France Telecom's latest convertible bond offering has confused some European credit derivatives traders by once again bringing up the issue of whether convertibles can be delivered to holders of credit-default swaps in the event of a default. This time the issue revolves around the fine print on the EUR3.5 billion (USD3.1 billion) convertible bond the telecom giant issued last month. Some traders said convertibles from the deal should not be treated as deliverable because of a caveat in the deal's documentation, while others said the market appears to be treating the convertibles as deliverable and has ignored the fine print. Five-year default protection on the telecom company widened about 50 basis points to 180bps on news of the convertible, partly on the assumption it would be deliverable in a credit event.
The confusion comes in the first test case for convertible deliverability since the International Swaps and Derivatives Association's move early last month to clarify its definitions and state that convertibles are deliverable. But ISDA's amendment does not call for delivery in convertibles issued with a so-called mandatory exchangeable term, as in the France Telecom bond. However, Stacy Carey, a policy maker at ISDA in New York, maintained the France Telecom bonds would be deliverable.
Convertibles have come to the fore in the credit derivatives market since uncertainties over deliverability after the default of Railtrack. "Some people did think [France Telecom] is deliverable, but in other people's opinion this [caveat] renders it undeliverable," said one trader in London, whose bank participated in the bond offering. Another trader countered by saying, "no matter what the language in the deal, these bonds will be deliverable," because of ISDA's amendment and market convention.

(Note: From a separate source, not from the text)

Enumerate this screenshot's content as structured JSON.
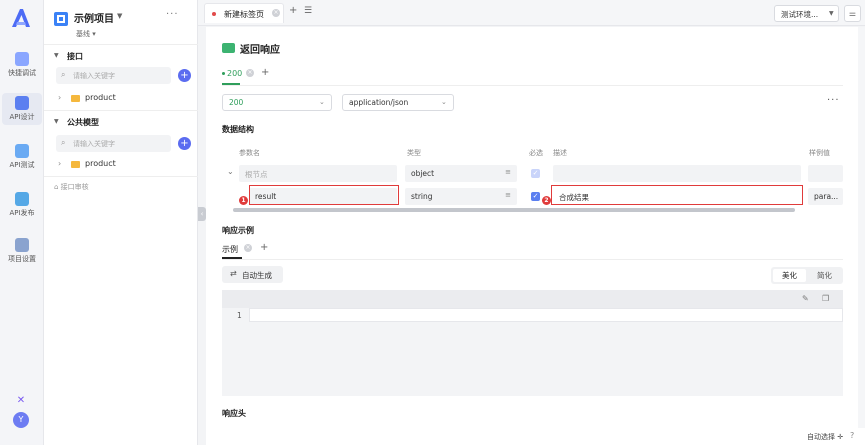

But he added: "There's still a fair amount of uncertainty."
Traders noted that although default spreads on France Telecom have tightened to their pre-deal level of around 130bps, it is difficult to determine whether any of this is because the market is treating the bonds as non-deliverable, given the market as a whole has tightened.